Exercise directions ->
Pull out each line of the records holding the string "screenshot".

Website and app data records

##########

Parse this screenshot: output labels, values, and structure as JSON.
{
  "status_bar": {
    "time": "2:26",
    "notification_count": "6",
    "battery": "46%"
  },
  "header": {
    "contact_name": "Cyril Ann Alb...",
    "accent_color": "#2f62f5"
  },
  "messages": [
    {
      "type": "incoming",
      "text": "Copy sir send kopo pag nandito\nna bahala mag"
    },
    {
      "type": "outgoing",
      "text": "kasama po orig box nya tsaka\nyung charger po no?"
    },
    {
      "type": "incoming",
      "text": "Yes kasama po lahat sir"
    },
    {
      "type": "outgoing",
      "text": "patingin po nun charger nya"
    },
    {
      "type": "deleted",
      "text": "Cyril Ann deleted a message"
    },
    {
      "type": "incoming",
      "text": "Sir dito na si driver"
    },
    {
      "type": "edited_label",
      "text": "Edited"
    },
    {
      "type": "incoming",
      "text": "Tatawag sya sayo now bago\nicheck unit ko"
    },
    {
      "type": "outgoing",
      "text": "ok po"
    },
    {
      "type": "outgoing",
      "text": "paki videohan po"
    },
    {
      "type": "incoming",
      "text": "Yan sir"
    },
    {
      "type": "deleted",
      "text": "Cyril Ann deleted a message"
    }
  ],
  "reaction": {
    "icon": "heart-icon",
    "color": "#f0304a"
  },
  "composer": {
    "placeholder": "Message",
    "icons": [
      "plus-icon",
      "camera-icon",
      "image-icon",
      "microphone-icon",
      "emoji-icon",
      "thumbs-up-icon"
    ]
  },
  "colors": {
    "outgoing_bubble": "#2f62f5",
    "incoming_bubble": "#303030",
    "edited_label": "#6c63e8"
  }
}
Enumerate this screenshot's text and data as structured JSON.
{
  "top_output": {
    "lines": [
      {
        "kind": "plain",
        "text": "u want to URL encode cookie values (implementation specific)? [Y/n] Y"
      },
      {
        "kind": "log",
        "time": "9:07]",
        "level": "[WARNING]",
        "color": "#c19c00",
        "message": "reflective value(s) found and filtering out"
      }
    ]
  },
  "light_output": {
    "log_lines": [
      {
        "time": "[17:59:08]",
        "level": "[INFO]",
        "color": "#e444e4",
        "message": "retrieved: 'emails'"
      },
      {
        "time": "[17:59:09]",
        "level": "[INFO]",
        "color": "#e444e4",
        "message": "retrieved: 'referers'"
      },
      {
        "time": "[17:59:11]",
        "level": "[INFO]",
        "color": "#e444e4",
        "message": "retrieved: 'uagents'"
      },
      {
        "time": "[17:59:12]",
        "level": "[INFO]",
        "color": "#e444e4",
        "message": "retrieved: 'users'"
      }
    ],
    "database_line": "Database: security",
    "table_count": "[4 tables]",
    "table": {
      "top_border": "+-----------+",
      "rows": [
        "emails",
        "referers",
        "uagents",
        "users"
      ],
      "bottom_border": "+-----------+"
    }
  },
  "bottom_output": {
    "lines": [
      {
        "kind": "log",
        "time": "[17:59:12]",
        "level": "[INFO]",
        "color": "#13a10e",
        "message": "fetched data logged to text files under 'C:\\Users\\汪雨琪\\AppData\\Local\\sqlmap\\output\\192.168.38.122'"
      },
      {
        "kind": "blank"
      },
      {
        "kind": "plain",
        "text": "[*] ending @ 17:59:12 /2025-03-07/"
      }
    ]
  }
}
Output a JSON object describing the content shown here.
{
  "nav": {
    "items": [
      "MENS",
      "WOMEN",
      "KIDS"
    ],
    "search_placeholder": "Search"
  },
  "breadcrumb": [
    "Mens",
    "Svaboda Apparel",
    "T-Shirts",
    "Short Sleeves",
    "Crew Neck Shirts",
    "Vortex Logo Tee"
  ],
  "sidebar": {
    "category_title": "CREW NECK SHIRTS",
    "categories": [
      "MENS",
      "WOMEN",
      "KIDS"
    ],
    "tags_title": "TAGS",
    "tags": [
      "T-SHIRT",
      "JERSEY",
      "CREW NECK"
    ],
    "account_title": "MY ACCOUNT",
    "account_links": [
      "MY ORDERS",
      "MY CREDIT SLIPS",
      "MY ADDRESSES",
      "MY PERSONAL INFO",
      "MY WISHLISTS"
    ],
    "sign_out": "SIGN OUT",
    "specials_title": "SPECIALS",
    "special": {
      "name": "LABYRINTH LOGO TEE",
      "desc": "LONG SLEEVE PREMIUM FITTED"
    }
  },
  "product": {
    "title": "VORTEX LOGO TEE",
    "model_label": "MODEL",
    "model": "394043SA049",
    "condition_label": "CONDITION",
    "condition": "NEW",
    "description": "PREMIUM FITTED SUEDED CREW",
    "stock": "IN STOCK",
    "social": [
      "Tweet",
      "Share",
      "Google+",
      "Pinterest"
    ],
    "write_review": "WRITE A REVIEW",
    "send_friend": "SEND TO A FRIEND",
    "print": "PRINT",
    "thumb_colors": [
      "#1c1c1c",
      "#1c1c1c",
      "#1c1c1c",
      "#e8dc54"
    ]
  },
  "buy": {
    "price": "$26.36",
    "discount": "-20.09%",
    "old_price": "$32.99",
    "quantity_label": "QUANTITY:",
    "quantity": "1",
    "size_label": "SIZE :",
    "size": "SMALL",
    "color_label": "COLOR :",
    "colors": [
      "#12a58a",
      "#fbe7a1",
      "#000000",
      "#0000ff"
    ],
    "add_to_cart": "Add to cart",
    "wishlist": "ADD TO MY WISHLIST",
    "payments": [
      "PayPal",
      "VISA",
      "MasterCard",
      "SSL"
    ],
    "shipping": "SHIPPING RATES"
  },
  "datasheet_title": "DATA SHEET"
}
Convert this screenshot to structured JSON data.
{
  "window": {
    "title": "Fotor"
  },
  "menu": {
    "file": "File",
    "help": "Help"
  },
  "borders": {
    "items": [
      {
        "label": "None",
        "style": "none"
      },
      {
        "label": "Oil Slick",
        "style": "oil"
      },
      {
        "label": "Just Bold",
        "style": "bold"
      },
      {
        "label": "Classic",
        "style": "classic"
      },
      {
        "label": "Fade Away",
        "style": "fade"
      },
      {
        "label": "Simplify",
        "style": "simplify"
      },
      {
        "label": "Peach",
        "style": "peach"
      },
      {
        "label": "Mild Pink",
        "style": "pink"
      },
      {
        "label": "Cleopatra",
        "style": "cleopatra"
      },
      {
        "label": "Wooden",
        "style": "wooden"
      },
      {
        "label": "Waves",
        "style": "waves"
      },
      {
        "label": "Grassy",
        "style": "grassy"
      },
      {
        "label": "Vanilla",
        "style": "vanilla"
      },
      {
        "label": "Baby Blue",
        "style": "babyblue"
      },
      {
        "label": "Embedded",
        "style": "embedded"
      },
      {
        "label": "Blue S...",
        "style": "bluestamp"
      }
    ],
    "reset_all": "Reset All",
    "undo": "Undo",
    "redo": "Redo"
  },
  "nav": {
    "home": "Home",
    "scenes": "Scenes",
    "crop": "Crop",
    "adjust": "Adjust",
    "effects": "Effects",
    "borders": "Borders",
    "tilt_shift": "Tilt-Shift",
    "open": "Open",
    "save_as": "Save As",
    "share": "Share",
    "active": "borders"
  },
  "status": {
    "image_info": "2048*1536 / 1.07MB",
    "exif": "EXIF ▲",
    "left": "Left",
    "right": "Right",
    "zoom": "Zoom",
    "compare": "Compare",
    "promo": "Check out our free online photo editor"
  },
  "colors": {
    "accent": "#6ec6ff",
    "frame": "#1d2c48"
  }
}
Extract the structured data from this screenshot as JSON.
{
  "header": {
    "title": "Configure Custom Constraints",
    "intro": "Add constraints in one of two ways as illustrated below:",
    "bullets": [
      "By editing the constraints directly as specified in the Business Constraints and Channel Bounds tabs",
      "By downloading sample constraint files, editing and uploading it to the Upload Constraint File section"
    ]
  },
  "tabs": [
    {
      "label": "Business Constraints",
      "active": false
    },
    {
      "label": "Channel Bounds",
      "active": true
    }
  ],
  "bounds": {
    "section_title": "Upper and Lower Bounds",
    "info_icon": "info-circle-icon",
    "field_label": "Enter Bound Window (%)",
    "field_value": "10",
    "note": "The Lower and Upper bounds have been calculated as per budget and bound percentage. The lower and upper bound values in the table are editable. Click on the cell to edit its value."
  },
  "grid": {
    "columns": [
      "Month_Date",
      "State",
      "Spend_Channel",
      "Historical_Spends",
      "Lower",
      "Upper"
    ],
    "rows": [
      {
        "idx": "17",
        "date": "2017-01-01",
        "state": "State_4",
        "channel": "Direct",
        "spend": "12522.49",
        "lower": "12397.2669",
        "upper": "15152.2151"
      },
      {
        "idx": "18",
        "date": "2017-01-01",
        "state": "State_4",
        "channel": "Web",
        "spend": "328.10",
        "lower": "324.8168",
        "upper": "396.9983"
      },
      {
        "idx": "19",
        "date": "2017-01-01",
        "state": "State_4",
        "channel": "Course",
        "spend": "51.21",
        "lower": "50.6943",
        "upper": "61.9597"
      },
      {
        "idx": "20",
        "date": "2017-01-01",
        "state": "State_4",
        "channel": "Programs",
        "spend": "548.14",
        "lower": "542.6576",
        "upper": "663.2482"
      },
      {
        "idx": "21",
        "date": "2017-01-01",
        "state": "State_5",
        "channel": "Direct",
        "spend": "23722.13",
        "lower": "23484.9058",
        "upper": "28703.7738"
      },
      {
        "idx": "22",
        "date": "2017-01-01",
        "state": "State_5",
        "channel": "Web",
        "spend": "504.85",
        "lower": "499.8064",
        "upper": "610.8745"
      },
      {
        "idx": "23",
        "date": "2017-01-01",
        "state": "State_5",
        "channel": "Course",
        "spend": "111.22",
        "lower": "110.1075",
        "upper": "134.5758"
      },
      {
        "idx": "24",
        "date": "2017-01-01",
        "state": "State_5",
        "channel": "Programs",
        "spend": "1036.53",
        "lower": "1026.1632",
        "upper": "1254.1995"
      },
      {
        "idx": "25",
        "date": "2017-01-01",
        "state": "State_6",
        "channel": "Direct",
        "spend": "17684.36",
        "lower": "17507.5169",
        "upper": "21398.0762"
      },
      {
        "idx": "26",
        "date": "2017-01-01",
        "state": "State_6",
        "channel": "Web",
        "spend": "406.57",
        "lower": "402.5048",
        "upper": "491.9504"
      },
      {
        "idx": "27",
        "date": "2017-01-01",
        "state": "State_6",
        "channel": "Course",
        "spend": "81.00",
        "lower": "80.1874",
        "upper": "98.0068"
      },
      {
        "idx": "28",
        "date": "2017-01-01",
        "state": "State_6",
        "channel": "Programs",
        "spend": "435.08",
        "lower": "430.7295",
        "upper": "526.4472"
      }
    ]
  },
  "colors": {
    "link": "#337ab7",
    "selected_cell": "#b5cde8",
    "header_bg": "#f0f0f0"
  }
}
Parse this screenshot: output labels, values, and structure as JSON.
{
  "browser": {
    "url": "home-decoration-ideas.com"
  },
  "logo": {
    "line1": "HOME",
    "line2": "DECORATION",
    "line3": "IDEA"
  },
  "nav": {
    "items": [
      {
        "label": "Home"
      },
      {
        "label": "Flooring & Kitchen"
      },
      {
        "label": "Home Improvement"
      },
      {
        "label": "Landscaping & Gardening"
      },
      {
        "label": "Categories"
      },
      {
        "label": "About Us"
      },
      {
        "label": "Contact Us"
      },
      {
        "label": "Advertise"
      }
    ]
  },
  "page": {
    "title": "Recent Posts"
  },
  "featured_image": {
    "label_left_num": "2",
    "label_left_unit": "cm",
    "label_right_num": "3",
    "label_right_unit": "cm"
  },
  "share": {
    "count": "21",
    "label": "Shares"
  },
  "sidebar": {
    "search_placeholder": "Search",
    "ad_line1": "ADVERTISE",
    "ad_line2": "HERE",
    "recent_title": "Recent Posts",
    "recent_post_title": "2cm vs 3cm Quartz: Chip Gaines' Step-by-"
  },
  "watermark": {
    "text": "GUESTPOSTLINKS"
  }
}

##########

Response to the exercise ->
Parse this screenshot: output labels, values, and structure as JSON.
Enumerate this screenshot's text and data as structured JSON.
Convert this screenshot to structured JSON data.
Extract the structured data from this screenshot as JSON.
Parse this screenshot: output labels, values, and structure as JSON.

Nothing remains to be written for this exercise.